5) Massoglia, M. & Pridemore, W. (2015). Incarceration and Health. Annual Review of Sociology, 41, 291-310. Available at SSRN: https://ssrn.com/abstract=2648099 or https://dx.doi.org/10.1146/annurev-soc-073014-112326
6) DeHart, D.D. (2018). Women’s pathways to crime: a heuristic typology of offenders. Criminal justice and behavior, 45(10), 1461–1482. DOI: 10.1177/0093854818782568
7) Lynch, S.M., Dehart, D.D., Belknap, J., Green, B. L., Dass-Brailsford, P., Johnson, K.M., & Wong M. M. (2015). An examination of the associations among victimization, mental health, and offending women.
8) Salina, D.D., Lesondak, M.L., Razzano, L.A., & Weilbaecher, A. (2007). Co-occuring mental disorders among incarcerated women: preliminary findings from an integrated health treatment study. Journal of Offender Rehabilitation, 45(1).
9) Dirks, D. (2004). Sexual Revictimization and Retraumatization of Women in Prison. Women’s Studies Quarterly, 32(3-4), 102-115.
10) Muirhead, J. & Fortune, C. A. (2016). Yoga in Prisons: A review of the literature. Aggression and Violent Behavior, 28, 57–63.
11) Sciarrino, N.A., DeLucia, C., O’Brien, K., McAdams, K. (2017). Assessing the Effectiveness of Yoga as a Complementary and Alternative Treatment for Post-Traumatic Stress Disorder: A Review and Synthesis. Journal of Alternative and Complimentary Medicine, 23(10), 747=755.
12) Rhodes, A.M. (2015). Claiming peaceful embodiment through yoga in the aftermath of Trauma.Complementary Therapeutic Clinical Practice, 21, 247-256, https://dx.doi.org/10.1016/j.ctcp.2015.09.004.

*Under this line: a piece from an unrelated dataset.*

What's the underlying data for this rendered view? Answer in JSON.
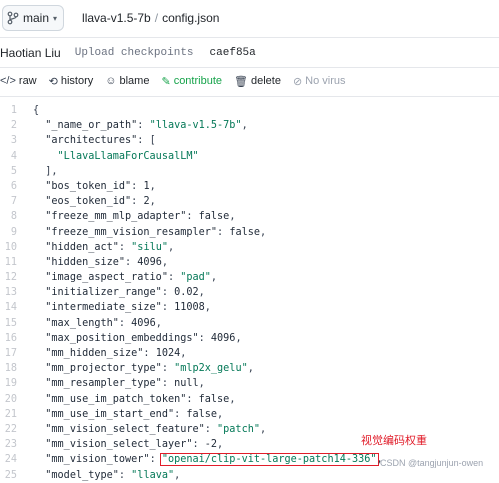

13) Gallegos, A.M., Crean, H.F., Pigeon, W.R., & Heffner, K.L. (2017). Meditation and yoga for posttraumatic stress disorder: A meta-analytic review of randomized controlled trials. Clinical Psychology Review, 58.
Photos by Robert Sturman